What the exercise asks:
The line containing "Read all visible content and emit it as JSON." marks the start; repeat it and every following line exactly through the end of the entries.

Source data:
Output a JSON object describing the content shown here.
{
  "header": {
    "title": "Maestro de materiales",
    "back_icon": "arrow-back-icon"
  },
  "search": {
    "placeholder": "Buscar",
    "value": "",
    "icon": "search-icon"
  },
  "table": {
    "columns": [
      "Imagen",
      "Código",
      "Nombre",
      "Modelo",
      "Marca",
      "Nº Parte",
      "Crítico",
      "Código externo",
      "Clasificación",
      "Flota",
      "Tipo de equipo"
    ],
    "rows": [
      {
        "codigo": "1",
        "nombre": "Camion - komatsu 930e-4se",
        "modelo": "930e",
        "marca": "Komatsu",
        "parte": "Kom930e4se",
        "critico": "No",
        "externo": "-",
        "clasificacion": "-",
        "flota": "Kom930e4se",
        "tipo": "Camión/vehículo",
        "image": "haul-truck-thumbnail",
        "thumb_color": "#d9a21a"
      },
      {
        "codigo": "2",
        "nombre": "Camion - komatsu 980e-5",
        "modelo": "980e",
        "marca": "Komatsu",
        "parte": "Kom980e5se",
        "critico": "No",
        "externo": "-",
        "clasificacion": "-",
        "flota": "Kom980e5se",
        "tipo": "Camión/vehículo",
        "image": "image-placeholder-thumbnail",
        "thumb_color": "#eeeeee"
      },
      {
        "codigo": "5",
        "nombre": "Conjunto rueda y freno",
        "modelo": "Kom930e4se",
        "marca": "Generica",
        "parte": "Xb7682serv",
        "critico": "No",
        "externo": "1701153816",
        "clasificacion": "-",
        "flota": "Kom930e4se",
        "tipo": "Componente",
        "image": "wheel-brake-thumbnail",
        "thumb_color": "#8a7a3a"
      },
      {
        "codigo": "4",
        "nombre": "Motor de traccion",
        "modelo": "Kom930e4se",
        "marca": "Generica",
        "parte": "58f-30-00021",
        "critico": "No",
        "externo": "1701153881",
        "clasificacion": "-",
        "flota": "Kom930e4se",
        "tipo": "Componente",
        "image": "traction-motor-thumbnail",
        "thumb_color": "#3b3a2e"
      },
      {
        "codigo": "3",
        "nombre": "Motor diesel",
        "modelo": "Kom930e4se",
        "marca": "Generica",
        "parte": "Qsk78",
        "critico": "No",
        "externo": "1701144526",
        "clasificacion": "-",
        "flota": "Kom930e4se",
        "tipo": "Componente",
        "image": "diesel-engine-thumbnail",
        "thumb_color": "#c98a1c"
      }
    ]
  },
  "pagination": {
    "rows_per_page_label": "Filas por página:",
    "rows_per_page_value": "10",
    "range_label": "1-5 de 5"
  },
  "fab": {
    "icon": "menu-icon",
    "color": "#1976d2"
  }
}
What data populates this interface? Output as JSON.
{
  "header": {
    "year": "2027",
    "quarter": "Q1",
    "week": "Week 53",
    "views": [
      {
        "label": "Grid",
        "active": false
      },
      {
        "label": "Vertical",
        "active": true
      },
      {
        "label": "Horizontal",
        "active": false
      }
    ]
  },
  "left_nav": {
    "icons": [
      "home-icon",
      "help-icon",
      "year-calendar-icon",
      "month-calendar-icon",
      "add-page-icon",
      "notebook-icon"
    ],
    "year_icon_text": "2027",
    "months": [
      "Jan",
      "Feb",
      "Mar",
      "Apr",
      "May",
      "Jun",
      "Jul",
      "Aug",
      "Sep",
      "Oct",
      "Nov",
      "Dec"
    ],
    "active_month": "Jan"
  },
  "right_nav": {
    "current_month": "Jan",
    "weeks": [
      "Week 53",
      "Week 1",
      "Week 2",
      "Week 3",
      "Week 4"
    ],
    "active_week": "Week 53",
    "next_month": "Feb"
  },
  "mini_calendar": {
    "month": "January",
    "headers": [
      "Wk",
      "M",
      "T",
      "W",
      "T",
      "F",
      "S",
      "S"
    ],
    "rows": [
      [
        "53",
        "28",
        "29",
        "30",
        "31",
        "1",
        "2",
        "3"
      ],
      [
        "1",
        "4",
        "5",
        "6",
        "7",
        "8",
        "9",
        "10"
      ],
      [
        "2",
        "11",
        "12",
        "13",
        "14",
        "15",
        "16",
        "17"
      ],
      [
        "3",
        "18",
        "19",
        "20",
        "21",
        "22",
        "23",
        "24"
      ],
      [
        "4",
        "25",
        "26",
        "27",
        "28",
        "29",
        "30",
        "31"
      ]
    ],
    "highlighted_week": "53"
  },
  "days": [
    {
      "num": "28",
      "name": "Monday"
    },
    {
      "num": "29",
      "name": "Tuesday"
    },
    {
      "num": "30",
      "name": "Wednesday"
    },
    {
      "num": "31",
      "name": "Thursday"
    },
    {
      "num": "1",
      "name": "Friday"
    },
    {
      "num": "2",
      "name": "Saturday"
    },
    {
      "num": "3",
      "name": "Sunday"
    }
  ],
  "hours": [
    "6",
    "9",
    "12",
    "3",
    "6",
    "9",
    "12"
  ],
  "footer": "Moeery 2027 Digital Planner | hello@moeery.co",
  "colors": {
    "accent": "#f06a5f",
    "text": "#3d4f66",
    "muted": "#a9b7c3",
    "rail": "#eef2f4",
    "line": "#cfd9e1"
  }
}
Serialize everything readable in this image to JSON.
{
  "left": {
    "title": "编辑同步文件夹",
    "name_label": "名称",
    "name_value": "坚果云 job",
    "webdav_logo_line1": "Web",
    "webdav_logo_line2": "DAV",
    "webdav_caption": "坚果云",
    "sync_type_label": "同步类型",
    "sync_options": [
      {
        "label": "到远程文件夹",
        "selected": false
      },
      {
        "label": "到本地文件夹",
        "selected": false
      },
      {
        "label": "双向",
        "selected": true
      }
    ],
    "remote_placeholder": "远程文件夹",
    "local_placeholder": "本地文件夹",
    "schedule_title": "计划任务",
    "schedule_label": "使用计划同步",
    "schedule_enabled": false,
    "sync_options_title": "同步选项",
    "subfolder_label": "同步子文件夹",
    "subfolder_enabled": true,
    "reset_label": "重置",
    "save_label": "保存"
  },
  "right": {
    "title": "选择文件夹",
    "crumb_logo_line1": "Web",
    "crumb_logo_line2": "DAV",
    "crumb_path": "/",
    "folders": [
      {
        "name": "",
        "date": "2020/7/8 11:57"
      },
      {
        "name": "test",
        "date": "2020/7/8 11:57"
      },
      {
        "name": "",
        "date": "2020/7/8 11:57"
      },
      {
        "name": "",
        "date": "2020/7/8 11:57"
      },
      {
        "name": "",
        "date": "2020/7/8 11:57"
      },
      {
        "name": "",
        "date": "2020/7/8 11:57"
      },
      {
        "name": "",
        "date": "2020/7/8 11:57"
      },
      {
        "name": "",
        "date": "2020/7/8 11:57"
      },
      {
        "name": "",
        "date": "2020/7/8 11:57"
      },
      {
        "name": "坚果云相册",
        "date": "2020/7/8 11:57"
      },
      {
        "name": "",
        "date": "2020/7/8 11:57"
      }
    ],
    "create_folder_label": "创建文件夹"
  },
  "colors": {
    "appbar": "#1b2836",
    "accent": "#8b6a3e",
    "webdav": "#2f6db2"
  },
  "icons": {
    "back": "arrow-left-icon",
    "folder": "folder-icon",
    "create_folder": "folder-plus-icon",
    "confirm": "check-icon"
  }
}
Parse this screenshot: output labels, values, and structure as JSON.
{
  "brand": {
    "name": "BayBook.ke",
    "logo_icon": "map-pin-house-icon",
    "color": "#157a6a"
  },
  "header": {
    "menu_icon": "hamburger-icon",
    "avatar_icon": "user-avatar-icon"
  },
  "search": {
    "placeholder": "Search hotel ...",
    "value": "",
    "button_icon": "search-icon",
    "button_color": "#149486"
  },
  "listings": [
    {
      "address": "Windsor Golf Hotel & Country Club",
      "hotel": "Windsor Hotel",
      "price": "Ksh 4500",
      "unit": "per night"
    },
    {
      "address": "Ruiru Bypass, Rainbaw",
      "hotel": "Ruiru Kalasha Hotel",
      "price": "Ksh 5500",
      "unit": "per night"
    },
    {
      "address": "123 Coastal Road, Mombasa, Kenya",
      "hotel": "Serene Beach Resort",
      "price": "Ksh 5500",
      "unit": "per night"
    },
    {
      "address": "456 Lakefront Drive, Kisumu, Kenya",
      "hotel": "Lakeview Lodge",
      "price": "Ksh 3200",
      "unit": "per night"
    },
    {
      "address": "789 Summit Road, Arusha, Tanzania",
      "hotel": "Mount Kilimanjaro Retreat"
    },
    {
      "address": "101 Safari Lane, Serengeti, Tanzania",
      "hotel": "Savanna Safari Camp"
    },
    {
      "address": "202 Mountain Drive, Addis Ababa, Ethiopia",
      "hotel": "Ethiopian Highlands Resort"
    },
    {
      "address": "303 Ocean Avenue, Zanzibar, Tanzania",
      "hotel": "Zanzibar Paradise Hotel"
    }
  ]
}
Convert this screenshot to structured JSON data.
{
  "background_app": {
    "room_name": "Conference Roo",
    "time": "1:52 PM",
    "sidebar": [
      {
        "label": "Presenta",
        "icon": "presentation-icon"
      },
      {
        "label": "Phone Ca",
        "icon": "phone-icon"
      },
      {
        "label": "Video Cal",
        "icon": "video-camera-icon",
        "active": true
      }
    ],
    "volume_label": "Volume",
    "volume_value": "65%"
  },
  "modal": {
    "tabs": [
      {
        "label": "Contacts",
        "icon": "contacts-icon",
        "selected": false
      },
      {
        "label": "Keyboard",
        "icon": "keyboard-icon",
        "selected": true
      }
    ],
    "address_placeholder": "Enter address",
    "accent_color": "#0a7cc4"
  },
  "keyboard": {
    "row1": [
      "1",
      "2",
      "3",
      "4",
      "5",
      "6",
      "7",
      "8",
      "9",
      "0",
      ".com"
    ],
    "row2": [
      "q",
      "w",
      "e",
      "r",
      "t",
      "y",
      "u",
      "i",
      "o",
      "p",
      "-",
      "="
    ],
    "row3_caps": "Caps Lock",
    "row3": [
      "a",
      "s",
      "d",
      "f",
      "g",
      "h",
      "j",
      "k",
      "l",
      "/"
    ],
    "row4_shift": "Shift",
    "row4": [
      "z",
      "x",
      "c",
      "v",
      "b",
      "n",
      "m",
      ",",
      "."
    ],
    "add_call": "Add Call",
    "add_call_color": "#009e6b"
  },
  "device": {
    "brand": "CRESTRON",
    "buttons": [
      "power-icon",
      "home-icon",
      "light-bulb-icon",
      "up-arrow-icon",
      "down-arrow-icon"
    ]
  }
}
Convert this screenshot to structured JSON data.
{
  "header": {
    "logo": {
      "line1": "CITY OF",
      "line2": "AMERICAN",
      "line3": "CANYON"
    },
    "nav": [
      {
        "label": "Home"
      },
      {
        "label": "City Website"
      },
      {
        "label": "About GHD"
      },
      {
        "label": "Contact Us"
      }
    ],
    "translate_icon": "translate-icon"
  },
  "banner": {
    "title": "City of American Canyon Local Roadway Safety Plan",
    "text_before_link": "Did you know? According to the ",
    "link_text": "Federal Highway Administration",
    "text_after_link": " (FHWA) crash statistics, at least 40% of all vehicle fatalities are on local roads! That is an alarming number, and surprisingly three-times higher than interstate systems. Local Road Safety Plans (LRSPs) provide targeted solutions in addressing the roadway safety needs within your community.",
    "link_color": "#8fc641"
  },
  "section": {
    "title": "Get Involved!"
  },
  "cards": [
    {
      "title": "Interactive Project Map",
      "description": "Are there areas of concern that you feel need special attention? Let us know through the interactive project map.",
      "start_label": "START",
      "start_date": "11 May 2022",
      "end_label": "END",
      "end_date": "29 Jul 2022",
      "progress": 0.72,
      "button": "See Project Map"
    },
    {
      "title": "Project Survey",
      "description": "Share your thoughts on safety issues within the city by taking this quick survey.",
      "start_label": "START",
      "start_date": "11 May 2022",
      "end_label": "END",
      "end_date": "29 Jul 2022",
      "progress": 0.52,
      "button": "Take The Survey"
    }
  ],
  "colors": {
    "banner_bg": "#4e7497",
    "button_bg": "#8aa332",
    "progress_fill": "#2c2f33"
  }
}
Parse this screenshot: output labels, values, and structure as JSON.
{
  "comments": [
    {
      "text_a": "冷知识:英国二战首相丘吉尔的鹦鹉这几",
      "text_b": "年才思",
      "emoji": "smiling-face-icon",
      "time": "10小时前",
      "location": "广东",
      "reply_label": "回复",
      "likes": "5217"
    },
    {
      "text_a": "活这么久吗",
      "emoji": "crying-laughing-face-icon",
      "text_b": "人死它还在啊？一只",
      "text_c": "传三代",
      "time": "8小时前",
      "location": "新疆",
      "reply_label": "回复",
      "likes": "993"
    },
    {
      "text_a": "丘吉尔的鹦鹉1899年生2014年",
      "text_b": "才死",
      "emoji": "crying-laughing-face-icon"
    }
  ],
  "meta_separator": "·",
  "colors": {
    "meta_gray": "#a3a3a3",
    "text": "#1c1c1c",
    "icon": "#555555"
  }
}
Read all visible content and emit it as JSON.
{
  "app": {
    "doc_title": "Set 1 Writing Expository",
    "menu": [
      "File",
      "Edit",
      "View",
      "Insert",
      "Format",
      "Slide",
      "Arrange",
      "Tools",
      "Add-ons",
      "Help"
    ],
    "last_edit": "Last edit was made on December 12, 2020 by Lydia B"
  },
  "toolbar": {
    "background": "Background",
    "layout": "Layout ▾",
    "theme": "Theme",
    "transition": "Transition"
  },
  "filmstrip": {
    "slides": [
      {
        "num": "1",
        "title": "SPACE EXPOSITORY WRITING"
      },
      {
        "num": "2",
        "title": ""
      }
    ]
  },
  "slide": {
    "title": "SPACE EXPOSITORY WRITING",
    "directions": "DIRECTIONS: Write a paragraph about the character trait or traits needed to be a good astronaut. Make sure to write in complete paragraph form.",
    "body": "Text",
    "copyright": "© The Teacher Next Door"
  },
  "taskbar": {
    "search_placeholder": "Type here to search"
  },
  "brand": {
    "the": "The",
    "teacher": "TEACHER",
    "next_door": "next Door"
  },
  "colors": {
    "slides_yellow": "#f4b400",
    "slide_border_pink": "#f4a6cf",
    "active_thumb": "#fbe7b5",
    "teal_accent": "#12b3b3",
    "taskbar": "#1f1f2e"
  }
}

Answer:
Read all visible content and emit it as JSON.
{
  "app": {
    "doc_title": "Set 1 Writing Expository",
    "menu": [
      "File",
      "Edit",
      "View",
      "Insert",
      "Format",
      "Slide",
      "Arrange",
      "Tools",
      "Add-ons",
      "Help"
    ],
    "last_edit": "Last edit was made on December 12, 2020 by Lydia B"
  },
  "toolbar": {
    "background": "Background",
    "layout": "Layout ▾",
    "theme": "Theme",
    "transition": "Transition"
  },
  "filmstrip": {
    "slides": [
      {
        "num": "1",
        "title": "SPACE EXPOSITORY WRITING"
      },
      {
        "num": "2",
        "title": ""
      }
    ]
  },
  "slide": {
    "title": "SPACE EXPOSITORY WRITING",
    "directions": "DIRECTIONS: Write a paragraph about the character trait or traits needed to be a good astronaut. Make sure to write in complete paragraph form.",
    "body": "Text",
    "copyright": "© The Teacher Next Door"
  },
  "taskbar": {
    "search_placeholder": "Type here to search"
  },
  "brand": {
    "the": "The",
    "teacher": "TEACHER",
    "next_door": "next Door"
  },
  "colors": {
    "slides_yellow": "#f4b400",
    "slide_border_pink": "#f4a6cf",
    "active_thumb": "#fbe7b5",
    "teal_accent": "#12b3b3",
    "taskbar": "#1f1f2e"
  }
}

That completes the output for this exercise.